_DATA SUPPLIED_
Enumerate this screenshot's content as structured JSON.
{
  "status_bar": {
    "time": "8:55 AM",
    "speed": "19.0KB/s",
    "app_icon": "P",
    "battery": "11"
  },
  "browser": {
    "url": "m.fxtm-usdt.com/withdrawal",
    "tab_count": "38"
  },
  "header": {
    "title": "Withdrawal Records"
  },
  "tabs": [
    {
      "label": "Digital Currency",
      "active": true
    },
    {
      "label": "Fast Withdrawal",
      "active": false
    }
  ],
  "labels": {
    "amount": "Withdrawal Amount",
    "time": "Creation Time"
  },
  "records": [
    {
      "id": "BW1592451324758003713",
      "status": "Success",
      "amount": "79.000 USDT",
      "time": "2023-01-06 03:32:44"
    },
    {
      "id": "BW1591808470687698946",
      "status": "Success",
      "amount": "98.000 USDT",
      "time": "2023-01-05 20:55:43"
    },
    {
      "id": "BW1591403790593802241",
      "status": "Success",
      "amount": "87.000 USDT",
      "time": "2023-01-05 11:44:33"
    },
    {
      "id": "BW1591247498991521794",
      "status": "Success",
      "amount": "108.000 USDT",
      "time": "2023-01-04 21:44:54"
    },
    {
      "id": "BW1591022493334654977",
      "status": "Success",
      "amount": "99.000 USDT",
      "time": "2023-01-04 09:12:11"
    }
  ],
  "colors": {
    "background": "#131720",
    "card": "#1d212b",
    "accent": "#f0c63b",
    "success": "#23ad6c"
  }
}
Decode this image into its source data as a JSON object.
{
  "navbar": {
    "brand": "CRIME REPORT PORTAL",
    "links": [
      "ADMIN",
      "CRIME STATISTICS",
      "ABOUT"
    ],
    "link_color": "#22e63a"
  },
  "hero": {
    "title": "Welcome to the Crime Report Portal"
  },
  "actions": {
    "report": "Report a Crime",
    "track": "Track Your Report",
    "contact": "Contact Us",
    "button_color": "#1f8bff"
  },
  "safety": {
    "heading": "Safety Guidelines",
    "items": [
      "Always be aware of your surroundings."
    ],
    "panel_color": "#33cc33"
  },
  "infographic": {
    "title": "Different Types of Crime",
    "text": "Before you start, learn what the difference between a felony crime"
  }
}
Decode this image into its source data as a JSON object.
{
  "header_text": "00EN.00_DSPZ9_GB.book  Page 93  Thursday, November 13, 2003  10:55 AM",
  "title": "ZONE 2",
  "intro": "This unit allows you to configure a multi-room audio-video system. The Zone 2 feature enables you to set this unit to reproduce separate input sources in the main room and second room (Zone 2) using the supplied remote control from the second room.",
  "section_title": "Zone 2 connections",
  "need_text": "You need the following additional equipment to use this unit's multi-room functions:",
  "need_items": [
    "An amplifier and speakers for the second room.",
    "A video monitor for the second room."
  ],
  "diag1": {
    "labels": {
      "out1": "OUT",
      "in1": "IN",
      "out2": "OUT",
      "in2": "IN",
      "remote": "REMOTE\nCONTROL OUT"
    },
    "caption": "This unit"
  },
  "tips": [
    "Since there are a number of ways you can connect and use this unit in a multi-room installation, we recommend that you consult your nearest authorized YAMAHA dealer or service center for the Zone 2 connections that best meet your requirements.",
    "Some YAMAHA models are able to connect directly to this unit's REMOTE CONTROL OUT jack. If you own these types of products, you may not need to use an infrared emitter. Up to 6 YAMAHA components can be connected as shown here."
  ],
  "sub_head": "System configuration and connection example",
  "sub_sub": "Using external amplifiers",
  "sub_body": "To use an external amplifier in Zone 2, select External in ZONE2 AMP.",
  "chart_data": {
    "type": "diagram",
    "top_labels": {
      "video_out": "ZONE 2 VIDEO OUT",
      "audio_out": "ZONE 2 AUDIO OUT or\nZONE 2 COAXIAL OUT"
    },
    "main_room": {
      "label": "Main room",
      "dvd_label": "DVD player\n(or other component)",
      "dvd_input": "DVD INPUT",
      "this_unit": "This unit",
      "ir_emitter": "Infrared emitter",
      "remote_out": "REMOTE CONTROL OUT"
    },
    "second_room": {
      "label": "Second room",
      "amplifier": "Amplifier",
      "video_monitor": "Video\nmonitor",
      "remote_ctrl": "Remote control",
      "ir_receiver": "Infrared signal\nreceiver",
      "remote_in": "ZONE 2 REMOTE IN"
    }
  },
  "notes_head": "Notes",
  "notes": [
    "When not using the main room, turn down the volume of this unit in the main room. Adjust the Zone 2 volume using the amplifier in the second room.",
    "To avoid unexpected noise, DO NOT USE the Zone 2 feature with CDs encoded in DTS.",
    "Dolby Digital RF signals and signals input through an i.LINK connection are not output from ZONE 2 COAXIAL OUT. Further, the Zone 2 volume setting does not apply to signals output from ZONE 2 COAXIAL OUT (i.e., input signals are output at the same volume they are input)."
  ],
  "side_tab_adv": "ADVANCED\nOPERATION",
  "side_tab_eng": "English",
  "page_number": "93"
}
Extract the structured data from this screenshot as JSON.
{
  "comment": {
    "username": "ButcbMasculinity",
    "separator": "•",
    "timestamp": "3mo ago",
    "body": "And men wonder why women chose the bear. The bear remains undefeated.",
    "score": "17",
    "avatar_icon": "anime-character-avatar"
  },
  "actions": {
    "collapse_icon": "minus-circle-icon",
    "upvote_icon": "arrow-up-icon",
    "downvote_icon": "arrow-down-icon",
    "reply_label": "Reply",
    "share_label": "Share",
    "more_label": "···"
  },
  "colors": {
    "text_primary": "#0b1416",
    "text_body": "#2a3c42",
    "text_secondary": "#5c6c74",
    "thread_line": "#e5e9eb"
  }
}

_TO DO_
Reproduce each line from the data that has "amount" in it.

_SOLUTION_
    "amount": "Withdrawal Amount",
      "amount": "79.000 USDT",
      "amount": "98.000 USDT",
      "amount": "87.000 USDT",
      "amount": "108.000 USDT",
      "amount": "99.000 USDT",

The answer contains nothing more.